The original ‘punk poet’ Dr John Cooper Clarke opened the show with his trademark wild black hair, dark glasses and sardonic Salford accent. Live poetry at a gig seemed brave but worked 45 years ago. On this evening it was sadly lost on some of the audience, not helped by the fast-paced delivery, the strength of the Mancunian accent and the acoustics. It’s a shame because the social commentary and wit in Clarke’s work are worth hearing.
Squeeze, currently a seven-piece band, with Difford and Tillbrook the driving force are a tight outfit. Opening with 1978’s Take Me I’m Yours is a strong start and with Up The Junction at song three some of the seated crowd are on their feet early.
It’s an interesting line-up with a very charismatic drummer, a second percussionist with bongos, triangle and plenty of other gadgets, plus keyboards, bass and slide guitar behind Difford on acoustic and Tillbrook on lead guitar. Supported by a surprisingly impressive light show, it’s quite a spectacle.
Of course the theme that keeps the evening buzzing along is the back catalogue of memorable songwriting. From The Cradle to the Grave, Labelled with Love and Pulling Mussels feature mid set and the crowd are all on their feet as the show closes strongly with Goodbye Girl, Another Nail in my Heart, Tempted and the absolute classic Cool for Cats.
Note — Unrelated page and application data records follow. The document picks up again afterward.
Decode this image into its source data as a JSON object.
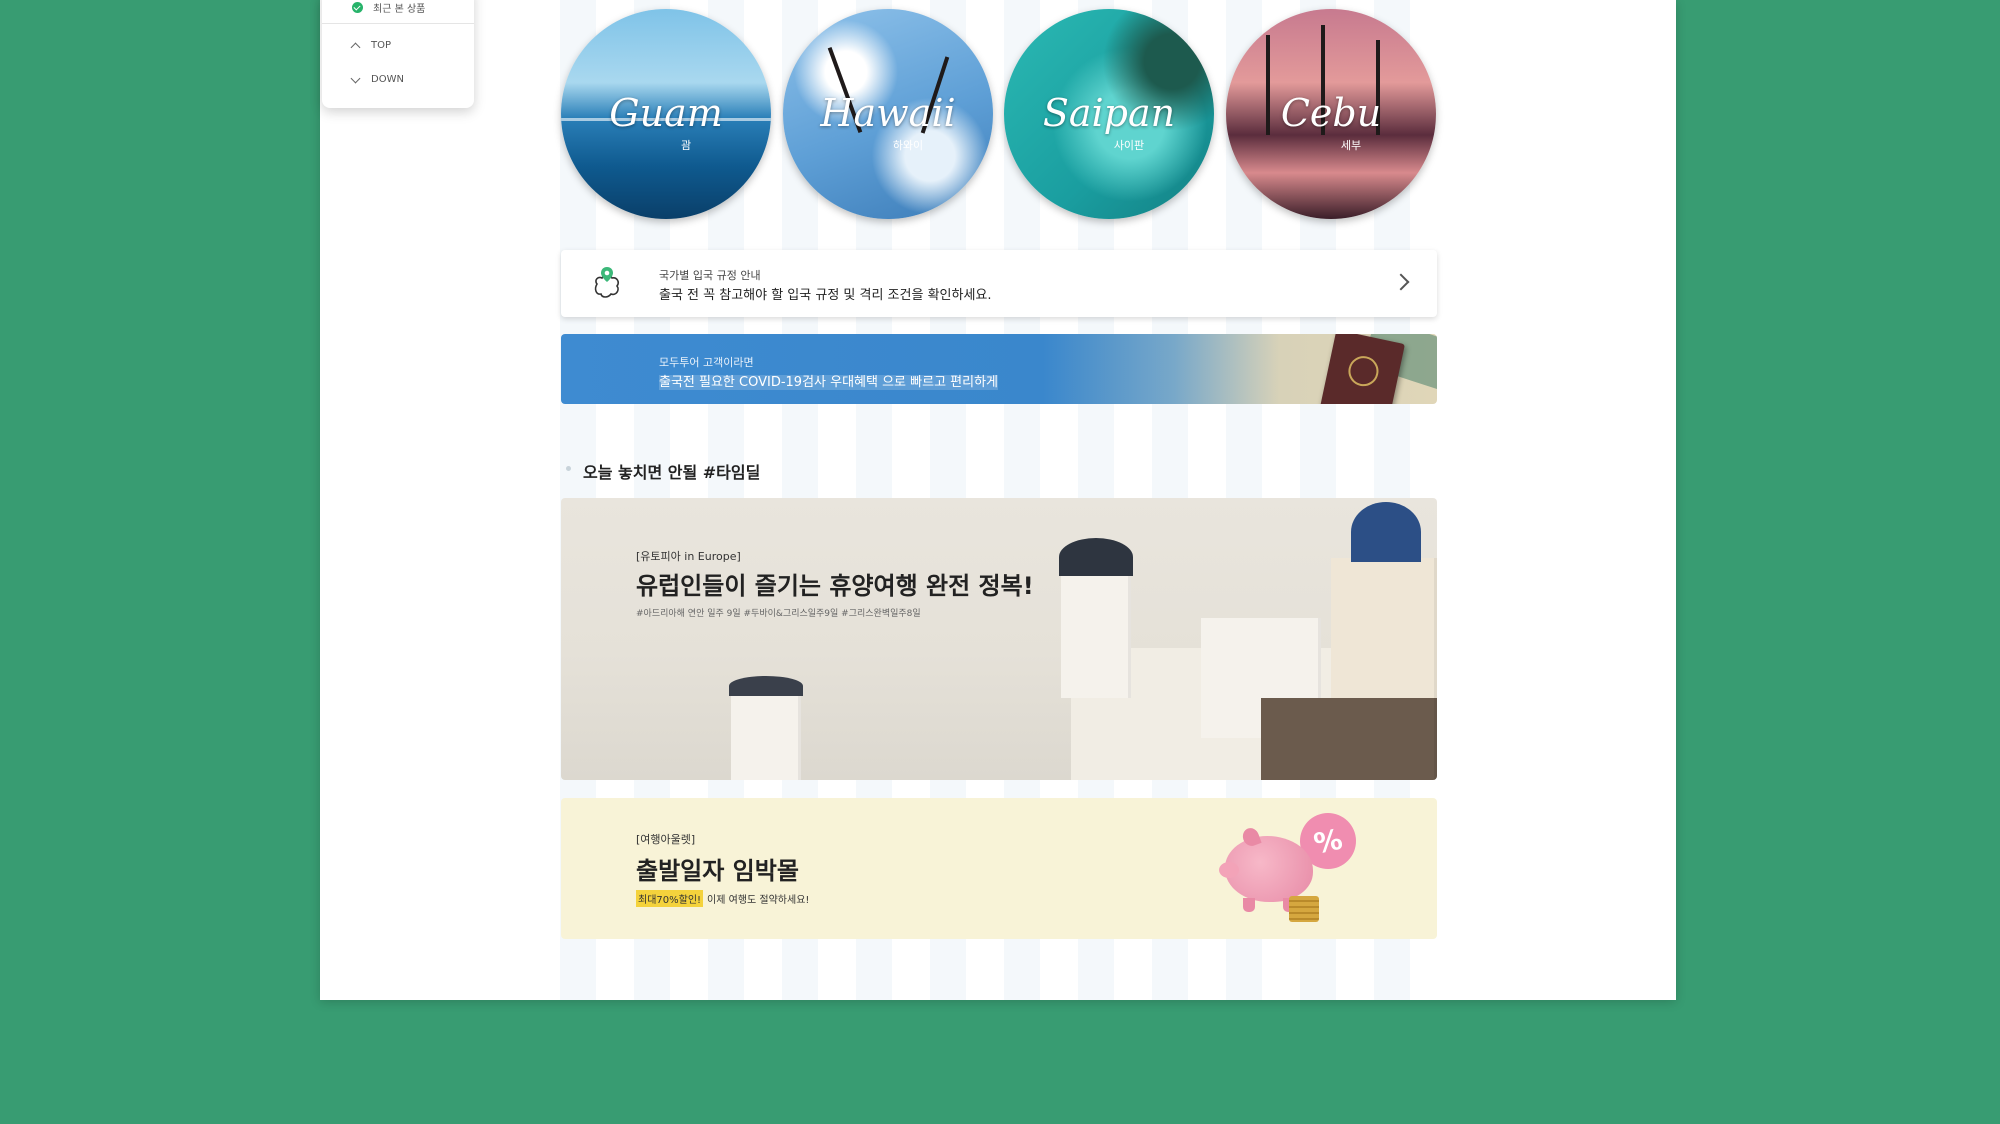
{
  "sidepanel": {
    "recent_label": "최근 본 상품",
    "top_label": "TOP",
    "down_label": "DOWN"
  },
  "destinations": [
    {
      "name_en": "Guam",
      "name_ko": "괌"
    },
    {
      "name_en": "Hawaii",
      "name_ko": "하와이"
    },
    {
      "name_en": "Saipan",
      "name_ko": "사이판"
    },
    {
      "name_en": "Cebu",
      "name_ko": "세부"
    }
  ],
  "entry_info": {
    "small": "국가별 입국 규정 안내",
    "main": "출국 전 꼭 참고해야 할 입국 규정 및 격리 조건을 확인하세요."
  },
  "covid_banner": {
    "small": "모두투어 고객이라면",
    "main": "출국전 필요한 COVID-19검사 우대혜택 으로 빠르고 편리하게"
  },
  "timedeal": {
    "title": "오늘 놓치면 안될 #타임딜"
  },
  "europe_banner": {
    "small": "[유토피아 in Europe]",
    "title": "유럽인들이 즐기는 휴양여행 완전 정복!",
    "tags": "#아드리아해 연안 일주 9일 #두바이&그리스일주9일 #그리스완벽일주8일"
  },
  "outlet_banner": {
    "small": "[여행아울렛]",
    "title": "출발일자 임박몰",
    "highlight": "최대70%할인!",
    "rest": "이제 여행도 절약하세요!",
    "badge": "%"
  },
  "colors": {
    "background": "#389c72",
    "covid_blue": "#3e8bd1",
    "outlet_yellow": "#f8f3d7",
    "highlight_yellow": "#f4d23c"
  }
}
The band encores with Slap and Tickle and Coffee in Bed which features solos by each of the band to ram home just how talented this line-up is. With a setlist showing 23 songs, it’s a great example of some of the best songwriting of the last few decades, brilliantly delivered by a talented group of musicians who clearly love what they do – as did the crowd.